July 27, 2003
 After this, Jesus went across the Sea of Galilee (some call it Tiberias).  A huge crowd followed him, attracted by the miracles they had seen him do among the sick.  When he got to the other side, he climbed a hill and sat down, surrounded by his disciples.  It was nearly time for the Feast of Passover, kept annually by the Jews.
 When Jesus looked out and saw that a large crowd had arrived, he said to Philip, "Where can we buy bread to feed these people?"  He said this to stretch Philip's faith. He already knew what he was going to do.
 Philip answered, "Two hundred silver pieces wouldn't be enough to buy bread for each person to get a piece."
 One of the disciples -- it was Andrew, brother to Simon Peter -- said,  "There's a little boy here who has five barley loaves and two fish. But that's a drop in the bucket for a crowd like this."
 Jesus said, "Make the people sit down." There was a nice carpet of green grass in this place. They sat down, about five thousand of them.  Then Jesus took the bread and, having given thanks, gave it to those who were seated. He did the same with the fish. All ate as much as they wanted.

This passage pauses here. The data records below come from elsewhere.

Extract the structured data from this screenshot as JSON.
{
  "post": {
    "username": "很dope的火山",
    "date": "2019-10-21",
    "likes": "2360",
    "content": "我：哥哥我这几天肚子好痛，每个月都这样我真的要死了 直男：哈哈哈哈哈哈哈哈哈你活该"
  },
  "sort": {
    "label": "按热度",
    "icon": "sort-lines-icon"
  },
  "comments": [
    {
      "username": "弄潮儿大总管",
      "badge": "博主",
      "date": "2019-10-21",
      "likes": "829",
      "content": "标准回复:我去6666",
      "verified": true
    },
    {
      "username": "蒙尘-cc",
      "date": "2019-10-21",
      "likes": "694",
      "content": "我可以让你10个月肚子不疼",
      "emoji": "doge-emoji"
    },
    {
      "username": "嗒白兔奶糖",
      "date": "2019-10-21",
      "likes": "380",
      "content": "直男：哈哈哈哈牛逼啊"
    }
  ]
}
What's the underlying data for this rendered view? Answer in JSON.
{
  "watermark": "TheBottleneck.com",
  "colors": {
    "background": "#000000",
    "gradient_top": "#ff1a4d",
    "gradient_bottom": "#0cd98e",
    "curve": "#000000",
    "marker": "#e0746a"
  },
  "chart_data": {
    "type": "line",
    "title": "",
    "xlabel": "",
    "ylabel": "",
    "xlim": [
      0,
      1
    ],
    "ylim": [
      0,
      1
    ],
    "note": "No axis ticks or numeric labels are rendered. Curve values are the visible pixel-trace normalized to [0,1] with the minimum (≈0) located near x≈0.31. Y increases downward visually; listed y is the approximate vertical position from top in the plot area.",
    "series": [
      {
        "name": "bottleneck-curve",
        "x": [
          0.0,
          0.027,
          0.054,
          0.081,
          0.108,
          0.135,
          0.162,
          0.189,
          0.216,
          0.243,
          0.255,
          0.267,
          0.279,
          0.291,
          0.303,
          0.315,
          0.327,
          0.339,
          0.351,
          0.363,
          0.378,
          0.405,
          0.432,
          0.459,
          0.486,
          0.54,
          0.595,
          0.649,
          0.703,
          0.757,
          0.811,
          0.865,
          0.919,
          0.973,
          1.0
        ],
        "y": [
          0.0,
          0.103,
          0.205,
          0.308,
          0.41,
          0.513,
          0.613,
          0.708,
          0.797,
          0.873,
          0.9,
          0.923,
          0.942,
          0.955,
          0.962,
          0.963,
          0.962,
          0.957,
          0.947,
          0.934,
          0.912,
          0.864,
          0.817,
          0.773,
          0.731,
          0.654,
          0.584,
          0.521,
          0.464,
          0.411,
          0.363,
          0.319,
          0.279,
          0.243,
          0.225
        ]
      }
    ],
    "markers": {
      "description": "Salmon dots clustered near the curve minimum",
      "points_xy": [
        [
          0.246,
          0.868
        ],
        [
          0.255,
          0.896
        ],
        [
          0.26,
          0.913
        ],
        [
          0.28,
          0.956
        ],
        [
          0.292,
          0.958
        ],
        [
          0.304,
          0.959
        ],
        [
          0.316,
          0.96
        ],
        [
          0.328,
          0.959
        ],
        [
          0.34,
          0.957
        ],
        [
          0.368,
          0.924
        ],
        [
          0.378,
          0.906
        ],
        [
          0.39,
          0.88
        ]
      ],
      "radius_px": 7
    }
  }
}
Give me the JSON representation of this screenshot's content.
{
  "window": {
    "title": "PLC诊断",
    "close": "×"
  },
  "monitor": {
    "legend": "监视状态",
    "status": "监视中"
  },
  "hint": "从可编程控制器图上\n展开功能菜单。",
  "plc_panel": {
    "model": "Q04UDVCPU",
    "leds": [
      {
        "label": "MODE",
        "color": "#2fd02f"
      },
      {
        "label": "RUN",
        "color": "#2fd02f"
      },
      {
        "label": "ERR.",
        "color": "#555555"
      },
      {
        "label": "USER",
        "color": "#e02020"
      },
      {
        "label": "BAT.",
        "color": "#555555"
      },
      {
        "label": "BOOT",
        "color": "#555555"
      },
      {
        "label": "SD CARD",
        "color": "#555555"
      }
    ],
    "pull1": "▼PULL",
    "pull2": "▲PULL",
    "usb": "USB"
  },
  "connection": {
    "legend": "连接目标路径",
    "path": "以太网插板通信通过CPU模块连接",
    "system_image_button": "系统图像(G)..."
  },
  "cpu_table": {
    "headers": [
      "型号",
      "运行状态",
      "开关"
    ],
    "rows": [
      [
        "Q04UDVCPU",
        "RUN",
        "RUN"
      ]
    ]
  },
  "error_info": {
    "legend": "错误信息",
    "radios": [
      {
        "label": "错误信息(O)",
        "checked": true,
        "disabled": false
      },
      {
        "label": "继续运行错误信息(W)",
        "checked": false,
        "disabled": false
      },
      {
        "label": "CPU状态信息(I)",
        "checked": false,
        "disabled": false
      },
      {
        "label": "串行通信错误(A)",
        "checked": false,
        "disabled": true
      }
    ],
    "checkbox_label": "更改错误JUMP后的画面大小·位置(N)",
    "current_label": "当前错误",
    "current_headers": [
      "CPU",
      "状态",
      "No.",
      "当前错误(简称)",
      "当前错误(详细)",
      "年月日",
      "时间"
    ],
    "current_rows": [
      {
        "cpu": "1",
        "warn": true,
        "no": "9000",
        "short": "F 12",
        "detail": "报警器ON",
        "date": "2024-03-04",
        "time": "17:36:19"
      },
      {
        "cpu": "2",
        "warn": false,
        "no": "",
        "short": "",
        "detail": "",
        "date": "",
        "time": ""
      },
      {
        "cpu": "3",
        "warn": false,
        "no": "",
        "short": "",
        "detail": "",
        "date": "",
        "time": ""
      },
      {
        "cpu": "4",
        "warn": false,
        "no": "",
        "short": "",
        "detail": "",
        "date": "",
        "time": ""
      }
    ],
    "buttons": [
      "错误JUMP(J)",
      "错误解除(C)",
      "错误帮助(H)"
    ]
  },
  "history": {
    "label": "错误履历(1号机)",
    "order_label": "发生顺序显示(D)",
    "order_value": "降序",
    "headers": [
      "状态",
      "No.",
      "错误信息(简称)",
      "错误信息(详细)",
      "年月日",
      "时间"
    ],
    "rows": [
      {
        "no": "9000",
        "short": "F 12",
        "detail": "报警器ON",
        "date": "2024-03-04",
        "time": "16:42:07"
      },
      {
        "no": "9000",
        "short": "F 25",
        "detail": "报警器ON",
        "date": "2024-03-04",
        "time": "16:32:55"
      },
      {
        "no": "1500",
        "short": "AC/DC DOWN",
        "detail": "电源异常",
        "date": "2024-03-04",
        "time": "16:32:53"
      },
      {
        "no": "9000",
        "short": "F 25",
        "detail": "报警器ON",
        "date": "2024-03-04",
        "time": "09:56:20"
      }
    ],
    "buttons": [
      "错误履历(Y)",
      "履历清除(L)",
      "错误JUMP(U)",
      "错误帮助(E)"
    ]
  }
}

 When the people had eaten their fill, he said to his disciples, "Gather the leftovers so nothing is wasted."  They went to work and filled twelve large baskets with leftovers from the five barley loaves.
 The people realized that God was at work among them in what Jesus had just done. They said, "This is the Prophet for sure, God's Prophet right here in Galilee!"  Jesus saw that in their enthusiasm, they were about to grab him and make him king, so he slipped off and went back up the mountain to be by himself.
 In the evening his disciples went down to the sea,  got in the boat, and headed back across the water to Capernaum. It had grown quite dark and Jesus had not yet returned.  A huge wind blew up, churning the sea.  They were maybe three or four miles out when they saw Jesus walking on the sea, quite near the boat. They were scared senseless,  but he reassured them, "It's me. It's all right. Don't be afraid."  So they took him on board. In no time they reached land -- the exact spot they were headed to.
1. For some reason we jump to John to hear what was elided last week. There are telling differences between the stories. One of them is the demeanor of Jesus. In Mark he was tired and had compassion and walked toward the crowd. In John the crowd is coming to Jesus and he deals with the practical matter (even if it is described as a trick on the disciples) of feeding all those on their way to him. What do you make of this difference and why did the lectionary folks choose to go to John here?
2. In Mark the feeding is taken for granted. It is just part of who Jesus is. In John it is a big whoopty-doo sign that stirs folks toward political revolution to crown Jesus as king. Where are you in simply appreciating the gift of the moment and trying to institutionalize your experience?
3. In Mark we have another of those "immediate" responses from Jesus and he sends them off while he goes to pray. In John there is a more measured response. Eventually evening comes and off they go. It's almost like they forgot Jesus at the gas station and took off without him.
In Mark, Jesus is about to pass by and he pauses with them to still the storm and they still need to get to port to moor the boat. In John, Jesus comes near and before he can step in, shazam, they are in port.
It would be interesting to query a class about these stories and to see if they story they retell is more Matthean, Markan, Lucan, or Johanine. Between these two I am more drawn to Mark than John. What about you and why?